Twinkies Defense Is Private Equity's Pension Offense: Street ... www.thestreet.com/story/11771361/1/twinkies-d... ...Looking around, I found this on the net:
Hostess Brands goes out of business after employees say no wage cut
Hostess Bakery struggling with production issues and net income, refused to accept BCTGM Union proposal to keep existing wage rates and to restore the pension plan.
Gregory F. Rayburn, CEO, says the recent loss of bakery production from the strike worsened the unmet economic obligations. Frustrated at the unions and workers he publicly announced that he is closing Hostess Brands Bakery which includes 18,000 job eliminations and "closure of 33 bakeries, 565 distribution centers, approximately 5,500 delivery routes and 570 bakery outlet stores throughout the United States."

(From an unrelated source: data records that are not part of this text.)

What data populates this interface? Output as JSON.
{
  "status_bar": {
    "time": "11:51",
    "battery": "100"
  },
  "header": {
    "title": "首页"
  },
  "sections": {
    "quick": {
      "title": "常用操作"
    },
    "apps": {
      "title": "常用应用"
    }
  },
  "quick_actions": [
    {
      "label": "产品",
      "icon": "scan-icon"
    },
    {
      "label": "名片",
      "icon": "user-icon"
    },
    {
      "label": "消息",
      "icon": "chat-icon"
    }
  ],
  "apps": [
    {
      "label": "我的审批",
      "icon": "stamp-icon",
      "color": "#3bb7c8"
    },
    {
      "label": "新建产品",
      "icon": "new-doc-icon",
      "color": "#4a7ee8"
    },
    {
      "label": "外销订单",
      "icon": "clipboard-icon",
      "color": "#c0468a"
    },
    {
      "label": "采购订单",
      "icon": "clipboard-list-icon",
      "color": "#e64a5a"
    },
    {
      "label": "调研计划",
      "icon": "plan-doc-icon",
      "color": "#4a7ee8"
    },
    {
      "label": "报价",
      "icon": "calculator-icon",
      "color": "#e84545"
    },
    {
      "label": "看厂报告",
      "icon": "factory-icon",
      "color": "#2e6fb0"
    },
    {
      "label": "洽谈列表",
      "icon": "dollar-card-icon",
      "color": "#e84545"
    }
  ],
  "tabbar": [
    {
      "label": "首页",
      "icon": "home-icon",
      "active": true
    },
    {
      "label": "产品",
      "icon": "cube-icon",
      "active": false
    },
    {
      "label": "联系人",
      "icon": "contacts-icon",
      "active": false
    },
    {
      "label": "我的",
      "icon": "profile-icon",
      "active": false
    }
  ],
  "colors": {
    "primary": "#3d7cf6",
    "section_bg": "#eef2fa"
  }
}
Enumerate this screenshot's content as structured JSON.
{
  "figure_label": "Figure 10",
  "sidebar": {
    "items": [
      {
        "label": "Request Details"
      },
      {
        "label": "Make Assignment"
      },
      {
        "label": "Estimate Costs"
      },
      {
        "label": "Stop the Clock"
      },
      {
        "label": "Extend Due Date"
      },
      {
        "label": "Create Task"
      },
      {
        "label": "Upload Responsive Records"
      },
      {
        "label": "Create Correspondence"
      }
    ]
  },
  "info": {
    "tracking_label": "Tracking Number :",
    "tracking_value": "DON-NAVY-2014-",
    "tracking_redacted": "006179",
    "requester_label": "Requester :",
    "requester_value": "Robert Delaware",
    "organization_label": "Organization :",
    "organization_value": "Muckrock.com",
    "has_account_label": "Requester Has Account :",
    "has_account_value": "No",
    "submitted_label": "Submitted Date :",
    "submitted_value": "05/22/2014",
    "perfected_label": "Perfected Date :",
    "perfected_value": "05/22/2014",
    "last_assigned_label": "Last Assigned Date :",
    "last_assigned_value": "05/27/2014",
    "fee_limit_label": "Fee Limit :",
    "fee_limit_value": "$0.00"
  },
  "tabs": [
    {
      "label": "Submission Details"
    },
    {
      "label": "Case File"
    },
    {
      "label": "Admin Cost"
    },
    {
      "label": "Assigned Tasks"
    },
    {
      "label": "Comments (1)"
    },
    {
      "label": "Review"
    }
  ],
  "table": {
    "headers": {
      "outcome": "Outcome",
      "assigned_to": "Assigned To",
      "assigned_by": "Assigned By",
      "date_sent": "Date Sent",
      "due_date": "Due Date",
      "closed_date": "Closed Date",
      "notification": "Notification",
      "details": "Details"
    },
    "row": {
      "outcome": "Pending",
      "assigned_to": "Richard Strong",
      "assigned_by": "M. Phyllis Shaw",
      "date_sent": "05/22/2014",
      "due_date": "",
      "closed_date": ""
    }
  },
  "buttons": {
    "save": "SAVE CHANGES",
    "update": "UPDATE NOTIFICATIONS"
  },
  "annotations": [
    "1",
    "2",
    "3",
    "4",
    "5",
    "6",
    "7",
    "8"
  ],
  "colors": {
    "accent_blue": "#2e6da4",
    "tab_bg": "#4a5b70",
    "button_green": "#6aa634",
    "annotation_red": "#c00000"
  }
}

View slideshow: No more Twinkies: Hostess Bakery closes doors after Union dispute
The primary issues cited by owner Rayburn was the looming cost of healthcare, union wages, and pension plans. The company already had issues at their production plants which were not operating at optimal levels. The cost per product was increasing with slow production. Union operations complicated production, pay, management. 83 percent of Hostess Brand's 18,500 employees were subject to 360 collective bargaining agreements with 12 separate unions.
Rayburn proposed to the unions the following offer according to BCTGM:
Hostess Brands Proposal:
An immediate 8 percent wage reduction and elimination of the eight-hour work day.
401k plan beginning 2015,
Employee healthcare cost sharing 20 percent increase,
Elimination of the employees’ W-1 (retiree Medigap insurance) and P-Plan (a pension supplement used to pay health and funeral costs);
Closure of additional plants (10-12) without reporting reasons to the unions.
$100 million to union in the form of 25 percent equity stake in Hostess Brands
Current pay rates stay
Begin 401k now
Pay back their pension amount
Without agreeable negotiation legal action will continue.
Stop labor until agreement made.
At least according to this article, not only would they refuse a pay cut, but they demanded their pensions back. They also decided to strike (or as they say, stop labor) unless these demands were met.
2 days ago ... The Hostess liquidation may prove how hedge funds can score profits by hoisting pensions onto taxpayers.... as both parties return to the negotiation table on a pay and benefit deal that could keep the company in business.]...